• [About this task]: When a line in the data below includes "Systems", pick it out and copy it.

Excerpts from an interface dataset

◇ ◇ ◇ ◇ ◇ ◇ ◇

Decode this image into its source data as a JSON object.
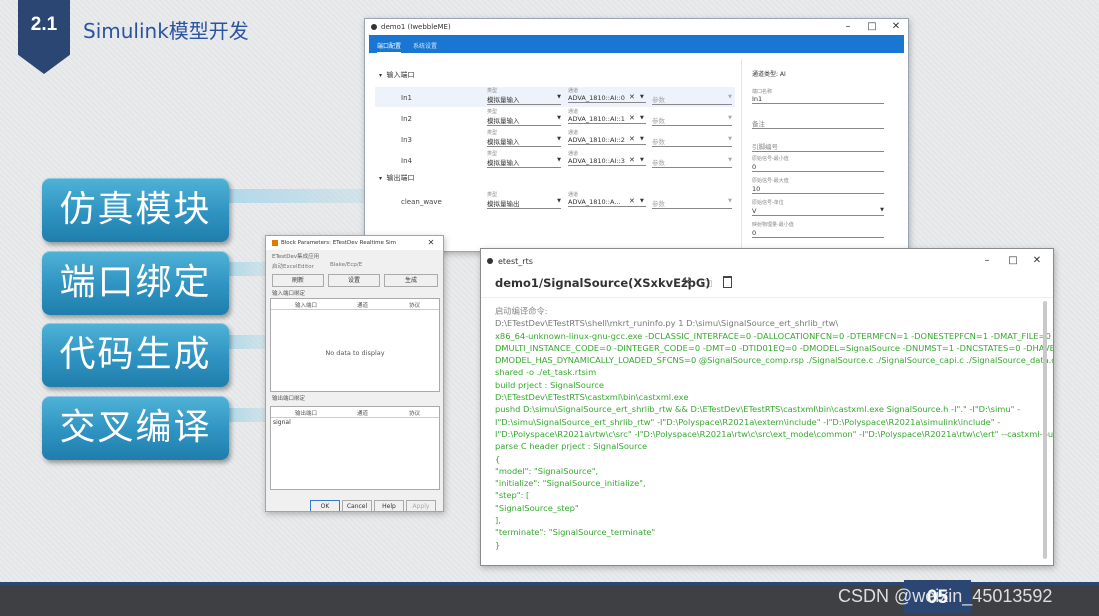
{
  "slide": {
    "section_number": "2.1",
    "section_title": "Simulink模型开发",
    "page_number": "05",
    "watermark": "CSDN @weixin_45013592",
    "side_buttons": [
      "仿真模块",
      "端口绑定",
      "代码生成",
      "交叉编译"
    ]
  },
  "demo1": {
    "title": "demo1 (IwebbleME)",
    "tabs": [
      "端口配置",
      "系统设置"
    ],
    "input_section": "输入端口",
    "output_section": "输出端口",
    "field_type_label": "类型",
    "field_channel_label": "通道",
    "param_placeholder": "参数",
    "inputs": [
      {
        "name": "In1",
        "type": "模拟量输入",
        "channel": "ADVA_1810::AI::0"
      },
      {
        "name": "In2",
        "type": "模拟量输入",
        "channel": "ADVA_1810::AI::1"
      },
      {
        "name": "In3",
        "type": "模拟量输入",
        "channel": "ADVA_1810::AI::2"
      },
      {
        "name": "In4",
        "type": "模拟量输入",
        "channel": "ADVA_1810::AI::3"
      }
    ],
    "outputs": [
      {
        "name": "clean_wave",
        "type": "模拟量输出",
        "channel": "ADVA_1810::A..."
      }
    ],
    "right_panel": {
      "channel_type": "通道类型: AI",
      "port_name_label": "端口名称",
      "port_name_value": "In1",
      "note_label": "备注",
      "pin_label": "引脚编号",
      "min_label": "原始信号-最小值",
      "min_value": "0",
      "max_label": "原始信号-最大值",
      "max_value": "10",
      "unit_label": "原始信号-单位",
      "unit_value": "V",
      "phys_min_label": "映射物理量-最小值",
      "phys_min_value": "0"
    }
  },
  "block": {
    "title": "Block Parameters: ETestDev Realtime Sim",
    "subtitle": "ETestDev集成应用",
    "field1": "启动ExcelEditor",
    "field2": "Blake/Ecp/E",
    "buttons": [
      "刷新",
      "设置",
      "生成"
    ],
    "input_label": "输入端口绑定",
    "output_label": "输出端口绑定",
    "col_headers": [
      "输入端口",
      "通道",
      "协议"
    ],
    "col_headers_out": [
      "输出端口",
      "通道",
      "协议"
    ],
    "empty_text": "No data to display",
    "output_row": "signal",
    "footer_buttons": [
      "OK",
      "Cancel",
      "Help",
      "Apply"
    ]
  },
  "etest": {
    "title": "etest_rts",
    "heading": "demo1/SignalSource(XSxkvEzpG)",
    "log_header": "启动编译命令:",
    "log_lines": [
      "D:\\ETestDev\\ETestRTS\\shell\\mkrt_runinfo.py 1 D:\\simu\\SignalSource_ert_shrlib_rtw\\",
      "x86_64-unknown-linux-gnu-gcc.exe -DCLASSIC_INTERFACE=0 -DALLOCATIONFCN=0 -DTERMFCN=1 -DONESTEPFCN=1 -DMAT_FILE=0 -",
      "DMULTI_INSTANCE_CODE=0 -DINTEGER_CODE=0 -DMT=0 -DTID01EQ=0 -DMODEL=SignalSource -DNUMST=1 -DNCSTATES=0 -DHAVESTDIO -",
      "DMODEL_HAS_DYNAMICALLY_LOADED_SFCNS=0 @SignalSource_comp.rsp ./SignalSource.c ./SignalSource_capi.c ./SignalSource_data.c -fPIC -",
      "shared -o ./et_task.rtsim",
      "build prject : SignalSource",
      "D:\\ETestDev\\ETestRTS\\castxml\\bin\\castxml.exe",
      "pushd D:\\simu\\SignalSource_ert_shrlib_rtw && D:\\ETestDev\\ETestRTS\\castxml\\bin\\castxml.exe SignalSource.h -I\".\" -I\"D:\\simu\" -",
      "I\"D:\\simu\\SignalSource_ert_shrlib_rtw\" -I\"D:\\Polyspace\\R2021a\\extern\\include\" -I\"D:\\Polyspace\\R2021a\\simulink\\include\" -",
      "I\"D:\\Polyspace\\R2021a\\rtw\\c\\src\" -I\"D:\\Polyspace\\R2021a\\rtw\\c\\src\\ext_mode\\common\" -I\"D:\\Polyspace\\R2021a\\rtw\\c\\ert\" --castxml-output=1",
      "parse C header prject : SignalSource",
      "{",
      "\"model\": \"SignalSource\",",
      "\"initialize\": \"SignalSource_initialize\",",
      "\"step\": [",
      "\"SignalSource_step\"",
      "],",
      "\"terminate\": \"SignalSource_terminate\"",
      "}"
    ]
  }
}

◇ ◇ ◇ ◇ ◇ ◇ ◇

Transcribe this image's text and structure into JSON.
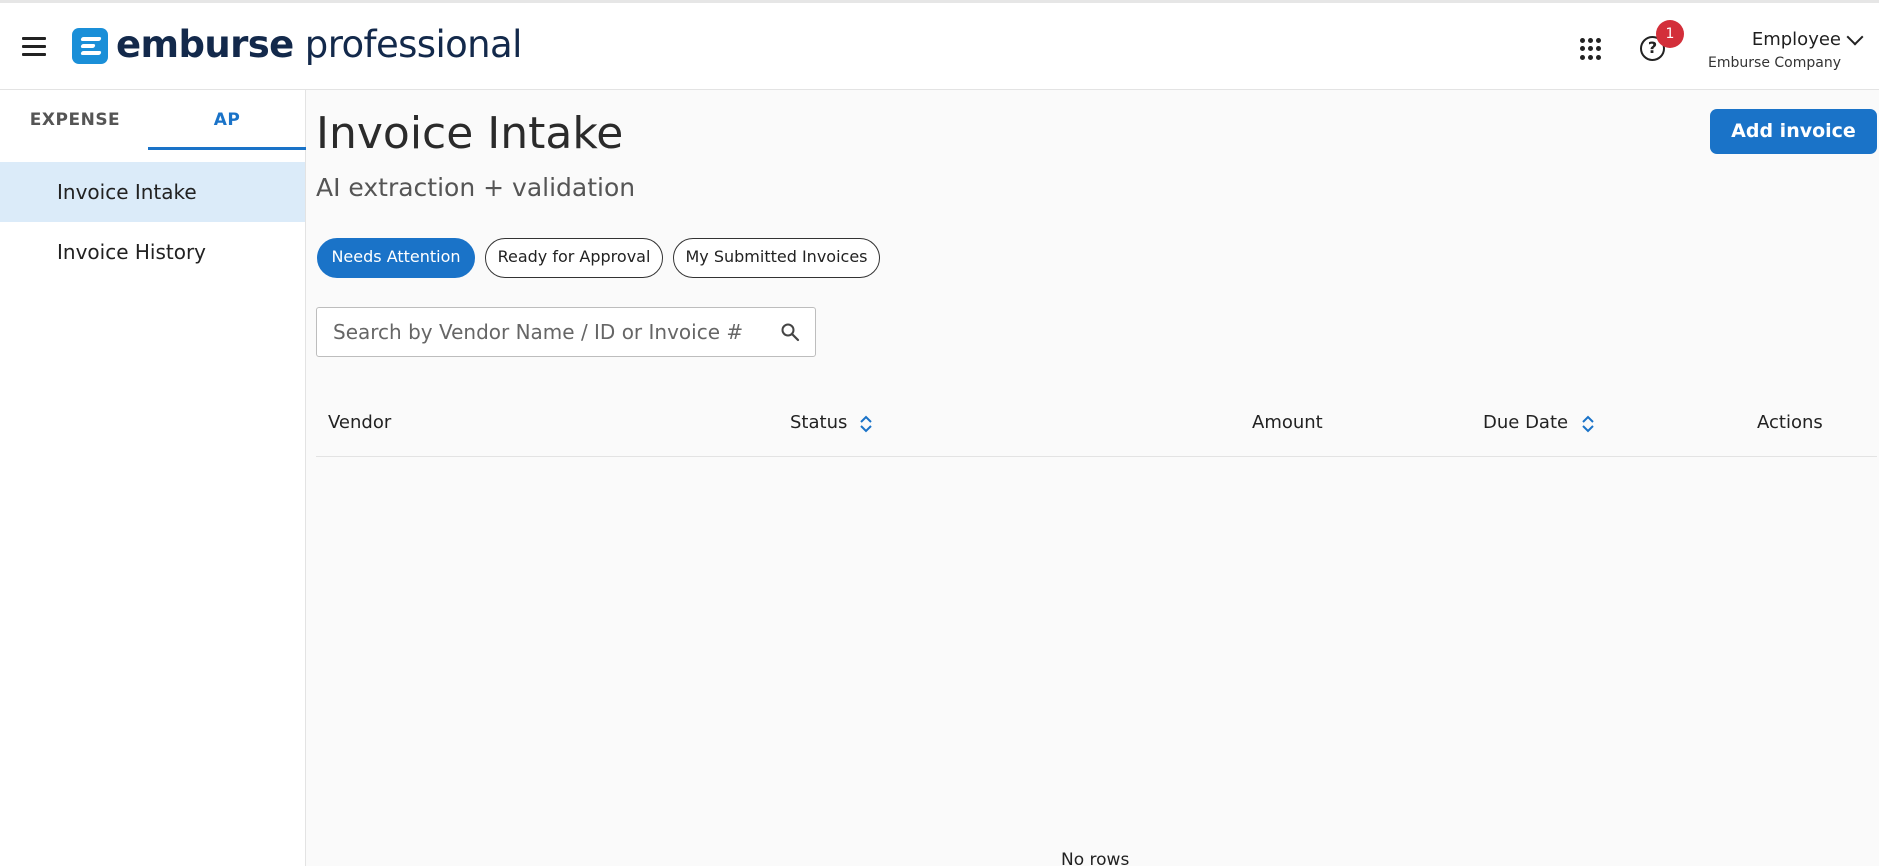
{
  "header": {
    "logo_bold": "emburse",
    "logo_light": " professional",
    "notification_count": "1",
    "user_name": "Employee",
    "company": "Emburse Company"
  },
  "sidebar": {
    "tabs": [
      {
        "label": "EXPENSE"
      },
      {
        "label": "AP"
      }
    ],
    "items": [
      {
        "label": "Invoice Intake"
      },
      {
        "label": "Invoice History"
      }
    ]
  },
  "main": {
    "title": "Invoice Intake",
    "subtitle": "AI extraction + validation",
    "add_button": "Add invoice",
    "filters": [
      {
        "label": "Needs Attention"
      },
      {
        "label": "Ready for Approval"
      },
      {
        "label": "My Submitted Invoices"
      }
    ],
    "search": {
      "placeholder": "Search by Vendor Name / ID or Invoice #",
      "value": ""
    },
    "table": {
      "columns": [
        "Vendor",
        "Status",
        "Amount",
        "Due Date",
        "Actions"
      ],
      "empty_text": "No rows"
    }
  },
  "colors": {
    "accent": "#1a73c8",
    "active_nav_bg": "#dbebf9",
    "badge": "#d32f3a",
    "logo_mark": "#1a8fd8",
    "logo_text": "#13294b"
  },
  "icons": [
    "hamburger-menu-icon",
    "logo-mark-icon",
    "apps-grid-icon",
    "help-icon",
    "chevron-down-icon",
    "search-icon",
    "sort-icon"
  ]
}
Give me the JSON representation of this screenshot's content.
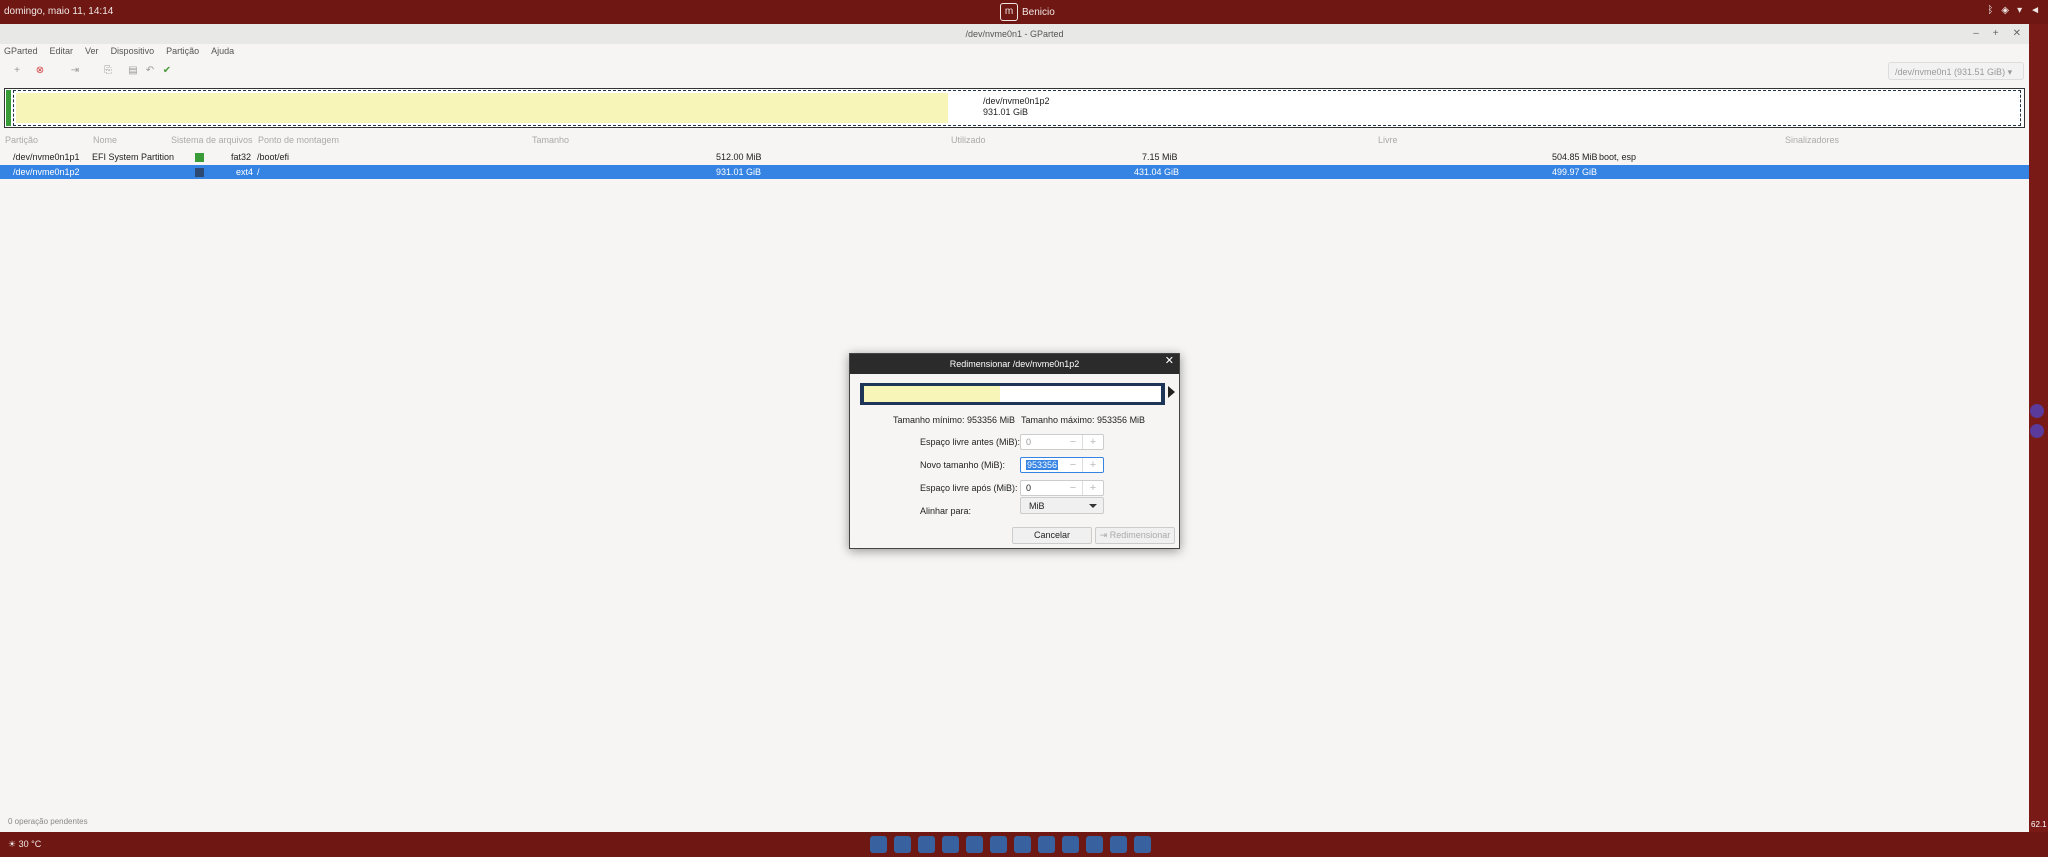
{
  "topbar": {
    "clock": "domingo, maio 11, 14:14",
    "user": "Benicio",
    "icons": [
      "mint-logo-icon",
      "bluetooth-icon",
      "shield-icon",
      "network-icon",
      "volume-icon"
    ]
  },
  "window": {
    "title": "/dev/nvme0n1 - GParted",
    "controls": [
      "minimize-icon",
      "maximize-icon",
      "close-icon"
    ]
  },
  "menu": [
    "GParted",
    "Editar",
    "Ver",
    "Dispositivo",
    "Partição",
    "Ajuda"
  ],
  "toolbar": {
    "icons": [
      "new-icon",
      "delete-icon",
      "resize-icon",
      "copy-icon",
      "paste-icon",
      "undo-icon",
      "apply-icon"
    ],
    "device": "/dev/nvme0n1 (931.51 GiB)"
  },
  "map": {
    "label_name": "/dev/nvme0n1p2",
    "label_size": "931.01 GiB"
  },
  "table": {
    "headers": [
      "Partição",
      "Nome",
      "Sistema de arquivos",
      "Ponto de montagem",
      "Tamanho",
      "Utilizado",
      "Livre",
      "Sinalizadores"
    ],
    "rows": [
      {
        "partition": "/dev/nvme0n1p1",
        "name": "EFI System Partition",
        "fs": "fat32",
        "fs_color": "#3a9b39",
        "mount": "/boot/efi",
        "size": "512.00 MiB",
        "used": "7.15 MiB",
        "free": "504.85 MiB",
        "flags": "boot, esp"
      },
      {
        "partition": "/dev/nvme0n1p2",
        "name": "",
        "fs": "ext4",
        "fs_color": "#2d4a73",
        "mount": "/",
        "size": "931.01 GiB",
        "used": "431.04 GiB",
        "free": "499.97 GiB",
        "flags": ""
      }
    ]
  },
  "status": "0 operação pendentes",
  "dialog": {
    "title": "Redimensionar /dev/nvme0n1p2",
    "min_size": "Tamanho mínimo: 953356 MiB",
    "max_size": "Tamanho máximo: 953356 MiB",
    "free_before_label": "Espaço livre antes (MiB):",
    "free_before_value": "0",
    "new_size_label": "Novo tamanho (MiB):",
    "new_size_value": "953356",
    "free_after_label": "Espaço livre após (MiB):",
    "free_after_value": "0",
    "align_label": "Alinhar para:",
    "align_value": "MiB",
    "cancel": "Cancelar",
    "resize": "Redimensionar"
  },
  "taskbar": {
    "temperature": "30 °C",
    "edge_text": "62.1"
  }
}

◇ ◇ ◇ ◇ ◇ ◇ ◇

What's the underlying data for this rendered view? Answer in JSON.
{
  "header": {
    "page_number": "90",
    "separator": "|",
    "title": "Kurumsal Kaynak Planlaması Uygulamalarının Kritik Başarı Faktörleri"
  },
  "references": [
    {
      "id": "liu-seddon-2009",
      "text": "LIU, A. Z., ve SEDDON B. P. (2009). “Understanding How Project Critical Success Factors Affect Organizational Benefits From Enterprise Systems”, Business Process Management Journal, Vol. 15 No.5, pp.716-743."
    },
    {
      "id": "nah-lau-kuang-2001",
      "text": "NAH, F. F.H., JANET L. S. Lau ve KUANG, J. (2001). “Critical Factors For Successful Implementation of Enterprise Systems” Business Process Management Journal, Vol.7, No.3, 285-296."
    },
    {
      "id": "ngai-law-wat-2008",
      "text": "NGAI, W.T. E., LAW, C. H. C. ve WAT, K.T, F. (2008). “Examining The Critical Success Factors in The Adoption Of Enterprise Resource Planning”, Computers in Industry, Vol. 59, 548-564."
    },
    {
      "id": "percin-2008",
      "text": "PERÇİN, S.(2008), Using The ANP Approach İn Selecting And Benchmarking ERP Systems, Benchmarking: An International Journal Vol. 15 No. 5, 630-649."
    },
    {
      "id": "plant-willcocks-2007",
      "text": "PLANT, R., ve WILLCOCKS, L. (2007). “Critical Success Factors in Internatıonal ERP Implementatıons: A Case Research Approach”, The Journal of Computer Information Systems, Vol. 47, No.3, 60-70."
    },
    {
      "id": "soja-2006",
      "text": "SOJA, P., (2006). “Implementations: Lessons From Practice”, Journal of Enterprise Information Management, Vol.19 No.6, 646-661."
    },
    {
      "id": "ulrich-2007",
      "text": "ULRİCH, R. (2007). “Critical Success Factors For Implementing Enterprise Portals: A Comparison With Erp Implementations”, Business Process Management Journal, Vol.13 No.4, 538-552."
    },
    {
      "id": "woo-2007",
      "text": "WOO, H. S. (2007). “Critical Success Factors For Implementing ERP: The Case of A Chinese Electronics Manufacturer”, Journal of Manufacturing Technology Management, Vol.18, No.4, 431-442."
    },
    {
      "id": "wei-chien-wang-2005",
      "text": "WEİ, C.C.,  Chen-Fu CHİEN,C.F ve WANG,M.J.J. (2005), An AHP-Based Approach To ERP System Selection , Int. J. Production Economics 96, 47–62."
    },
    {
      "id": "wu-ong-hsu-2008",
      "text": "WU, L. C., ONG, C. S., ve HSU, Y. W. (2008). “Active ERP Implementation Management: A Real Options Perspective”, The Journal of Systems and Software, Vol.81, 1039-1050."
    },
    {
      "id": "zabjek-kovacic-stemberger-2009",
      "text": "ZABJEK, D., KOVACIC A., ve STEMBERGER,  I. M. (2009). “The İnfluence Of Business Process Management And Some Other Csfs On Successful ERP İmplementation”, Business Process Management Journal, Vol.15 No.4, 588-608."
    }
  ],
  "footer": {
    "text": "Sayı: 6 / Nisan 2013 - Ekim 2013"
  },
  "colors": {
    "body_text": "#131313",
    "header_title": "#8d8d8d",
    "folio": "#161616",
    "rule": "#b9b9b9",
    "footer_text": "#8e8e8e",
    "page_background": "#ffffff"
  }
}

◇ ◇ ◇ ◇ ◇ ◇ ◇

• [Output]:
      "text": "LIU, A. Z., ve SEDDON B. P. (2009). “Understanding How Project Critical Success Factors Affect Organizational Benefits From Enterprise Systems”, Business Process Management Journal, Vol. 15 No.5, pp.716-743."
      "text": "NAH, F. F.H., JANET L. S. Lau ve KUANG, J. (2001). “Critical Factors For Successful Implementation of Enterprise Systems” Business Process Management Journal, Vol.7, No.3, 285-296."
      "text": "PERÇİN, S.(2008), Using The ANP Approach İn Selecting And Benchmarking ERP Systems, Benchmarking: An International Journal Vol. 15 No. 5, 630-649."
      "text": "PLANT, R., ve WILLCOCKS, L. (2007). “Critical Success Factors in Internatıonal ERP Implementatıons: A Case Research Approach”, The Journal of Computer Information Systems, Vol. 47, No.3, 60-70."
      "text": "WU, L. C., ONG, C. S., ve HSU, Y. W. (2008). “Active ERP Implementation Management: A Real Options Perspective”, The Journal of Systems and Software, Vol.81, 1039-1050."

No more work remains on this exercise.